The Campaign will probably take you around 6-7 hours which seems to be the standard these days. I don’t see it deserving the high praise it’s received from some quarters of the media and whilst it’s not the disaster I feared it might be I don’t think it’s anything particularly special. I struggled to remain interested at times but overall Call of Duty Infinite Warfare offers a fairly solid single player experience. It’s not great but it’s ok.
The Call of Duty Infinite Warfare Multiplayer doesn’t fare so well I’m afraid. First off, I’m not a fan of the battle rig system that gives you different attributes. It takes away something from the gunplay which in my opinion should be front and centre in any Call of Duty title.
I did like the introduction to the multiplayer but the weapons just felt soulless to me and there are some balance issues which can easily be sorted via a patch at a later date. The biggest problem I had was with the actual gameplay. Yet again players have to contend with wall running and double jumps and the fact of the matter is that Call of Duty Infinite Warfare just doesn’t do it as well as previous titles or Titanfall 2 for that matter.
The map design plays a part in this too as none of the maps feel particularly fun to play. There are so many alley ways to cover that it’s hard to know where the enemy will come from. Couple that with the fact it’s easy to kill people and it just becomes a bit of a turkey shoot that lacks any fun.
When you add the kind of verticality that the wall running and double jumping offers along with the map design I feel you need to give players time to react to shots that are fired and you just don’t get that opportunity. Sniping has been tweaked and is once again too easy. All in all it’s a bit of a mess and fails to maintain the standard of past titles.
The Redeeming Feature:
Call of Duty Infinite Warfare has one massive redeeming feature this year which caught me by surprise as it’s something I typically don’t bother with. Zombies in Spaceland is great fun to play through either with friends or on your own. The game mode is set in the 80’s and is introduced in a frankly brilliant way.
I loved getting my hands on some of the classic weapons and genuinely had a blast playing through this mode. The levels are beautifully created and offer a respite from the futuristic setting and it really stands out. If you find yourself with a copy of Call of Duty Infinite Warfare then I highly recommend you give this game mode a whirl as it is one of the best Zombie modes I have played.

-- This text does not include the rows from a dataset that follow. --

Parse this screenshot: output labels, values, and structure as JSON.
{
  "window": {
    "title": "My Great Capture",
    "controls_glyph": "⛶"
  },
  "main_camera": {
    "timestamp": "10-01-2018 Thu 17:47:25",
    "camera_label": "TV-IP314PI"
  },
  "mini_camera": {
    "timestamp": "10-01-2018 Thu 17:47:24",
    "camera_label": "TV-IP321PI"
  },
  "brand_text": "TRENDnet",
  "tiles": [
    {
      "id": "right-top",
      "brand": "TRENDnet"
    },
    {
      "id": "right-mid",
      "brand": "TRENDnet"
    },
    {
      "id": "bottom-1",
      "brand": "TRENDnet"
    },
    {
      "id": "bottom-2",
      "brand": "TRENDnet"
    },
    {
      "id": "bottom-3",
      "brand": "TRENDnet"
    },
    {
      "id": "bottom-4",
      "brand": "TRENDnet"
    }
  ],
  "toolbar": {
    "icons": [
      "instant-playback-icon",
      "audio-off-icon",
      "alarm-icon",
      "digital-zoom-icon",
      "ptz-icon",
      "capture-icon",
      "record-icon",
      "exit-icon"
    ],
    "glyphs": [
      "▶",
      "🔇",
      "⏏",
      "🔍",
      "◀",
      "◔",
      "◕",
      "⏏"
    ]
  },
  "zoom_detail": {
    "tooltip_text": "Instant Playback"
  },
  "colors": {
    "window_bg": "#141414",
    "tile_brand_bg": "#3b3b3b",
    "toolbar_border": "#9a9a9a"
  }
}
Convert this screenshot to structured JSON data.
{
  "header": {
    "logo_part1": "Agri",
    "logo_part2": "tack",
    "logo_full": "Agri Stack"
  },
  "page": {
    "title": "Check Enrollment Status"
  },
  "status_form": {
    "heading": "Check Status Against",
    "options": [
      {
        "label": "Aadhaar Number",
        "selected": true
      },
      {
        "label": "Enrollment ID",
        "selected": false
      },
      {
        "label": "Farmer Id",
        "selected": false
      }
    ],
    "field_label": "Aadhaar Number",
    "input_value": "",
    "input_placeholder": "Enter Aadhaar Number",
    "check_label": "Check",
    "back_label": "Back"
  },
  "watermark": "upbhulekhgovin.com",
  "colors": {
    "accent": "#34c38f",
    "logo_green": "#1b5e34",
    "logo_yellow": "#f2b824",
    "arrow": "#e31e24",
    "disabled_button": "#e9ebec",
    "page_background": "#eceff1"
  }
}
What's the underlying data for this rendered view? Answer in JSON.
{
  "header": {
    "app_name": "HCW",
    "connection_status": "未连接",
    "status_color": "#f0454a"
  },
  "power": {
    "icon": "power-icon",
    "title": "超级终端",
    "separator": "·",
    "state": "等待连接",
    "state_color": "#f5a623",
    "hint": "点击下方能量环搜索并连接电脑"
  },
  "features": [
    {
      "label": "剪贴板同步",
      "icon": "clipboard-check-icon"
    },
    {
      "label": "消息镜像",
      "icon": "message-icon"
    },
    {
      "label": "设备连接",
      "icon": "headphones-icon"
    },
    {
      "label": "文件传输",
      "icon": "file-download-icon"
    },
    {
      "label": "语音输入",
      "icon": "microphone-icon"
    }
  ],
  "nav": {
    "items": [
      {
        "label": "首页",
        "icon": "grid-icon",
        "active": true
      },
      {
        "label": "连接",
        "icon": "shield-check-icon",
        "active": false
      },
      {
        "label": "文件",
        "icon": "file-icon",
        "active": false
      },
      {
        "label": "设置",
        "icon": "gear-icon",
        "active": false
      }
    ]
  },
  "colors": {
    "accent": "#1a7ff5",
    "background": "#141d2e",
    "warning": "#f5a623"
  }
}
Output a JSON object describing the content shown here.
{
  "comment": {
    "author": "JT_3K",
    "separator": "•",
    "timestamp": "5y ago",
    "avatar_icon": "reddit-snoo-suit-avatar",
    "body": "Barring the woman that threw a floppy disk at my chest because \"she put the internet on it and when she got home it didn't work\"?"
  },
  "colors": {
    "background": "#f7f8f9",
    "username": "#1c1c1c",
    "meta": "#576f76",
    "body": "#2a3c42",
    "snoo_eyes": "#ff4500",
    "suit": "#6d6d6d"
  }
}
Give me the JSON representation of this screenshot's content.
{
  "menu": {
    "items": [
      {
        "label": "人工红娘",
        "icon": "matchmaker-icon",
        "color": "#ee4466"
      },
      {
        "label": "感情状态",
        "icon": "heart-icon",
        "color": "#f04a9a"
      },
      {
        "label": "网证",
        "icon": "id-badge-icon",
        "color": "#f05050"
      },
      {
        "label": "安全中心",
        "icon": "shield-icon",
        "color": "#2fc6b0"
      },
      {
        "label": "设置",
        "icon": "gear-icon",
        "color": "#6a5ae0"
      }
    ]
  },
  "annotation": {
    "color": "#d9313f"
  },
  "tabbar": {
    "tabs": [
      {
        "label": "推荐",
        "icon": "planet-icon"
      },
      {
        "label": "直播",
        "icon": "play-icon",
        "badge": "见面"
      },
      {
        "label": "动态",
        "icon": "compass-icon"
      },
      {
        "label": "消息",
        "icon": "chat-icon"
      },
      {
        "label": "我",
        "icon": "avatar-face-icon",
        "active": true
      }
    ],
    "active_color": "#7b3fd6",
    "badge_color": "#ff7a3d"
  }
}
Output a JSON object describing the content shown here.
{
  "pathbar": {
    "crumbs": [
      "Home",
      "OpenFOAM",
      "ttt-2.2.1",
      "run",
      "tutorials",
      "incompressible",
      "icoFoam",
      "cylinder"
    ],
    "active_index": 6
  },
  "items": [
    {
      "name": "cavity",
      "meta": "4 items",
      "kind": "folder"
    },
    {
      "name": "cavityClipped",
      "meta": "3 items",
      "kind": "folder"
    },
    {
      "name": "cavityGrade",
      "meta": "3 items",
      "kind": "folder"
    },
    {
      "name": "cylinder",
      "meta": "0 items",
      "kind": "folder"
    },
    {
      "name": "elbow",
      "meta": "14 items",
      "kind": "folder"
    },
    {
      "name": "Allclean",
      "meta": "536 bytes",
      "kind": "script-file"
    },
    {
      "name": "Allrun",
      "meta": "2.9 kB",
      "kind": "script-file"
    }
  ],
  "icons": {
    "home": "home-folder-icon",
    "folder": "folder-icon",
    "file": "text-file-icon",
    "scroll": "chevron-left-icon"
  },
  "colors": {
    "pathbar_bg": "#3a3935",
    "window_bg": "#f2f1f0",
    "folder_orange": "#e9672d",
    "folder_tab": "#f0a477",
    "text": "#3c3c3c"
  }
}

Call of Duty Infinite Warfare fails to meet the standard of past titles and the series desperately needs to leave the future behind. Whilst some parts of the game are better than expected the multiplayer fails to live up to the standard set by previous games in the series.
The 80’s themed Zombie mode shows what Developers are capable of and I just wish they applied the creativity shown with that mode in the story and multiplayer modes. The double jumps and wall running are detrimental to the core gameplay along with poor map design. the weapons in the multiplayer lack any real personality .
It’s hard to see a future for Call of Duty in its current form and feel that only by going back to basics can the series be saved. This is especially apparent when you fire up Modern Warfare Remastered. With three development studios working on the franchise there’s no real excuse for all three to be churning out the same game wrapped in a different skin each year.
I’m confident that next year will see the series return to a more familiar setting and to be honest I think it has to in order for the series to survive. Activision can’t be that deaf and blind that they haven’t noticed what people want surely? Activision desperately need to start listening to the community and Call of Duty is in dire need of an up to date game engine as it’s really showing its age with plastic=y appearances and poor lighting/particle effects and bland textures.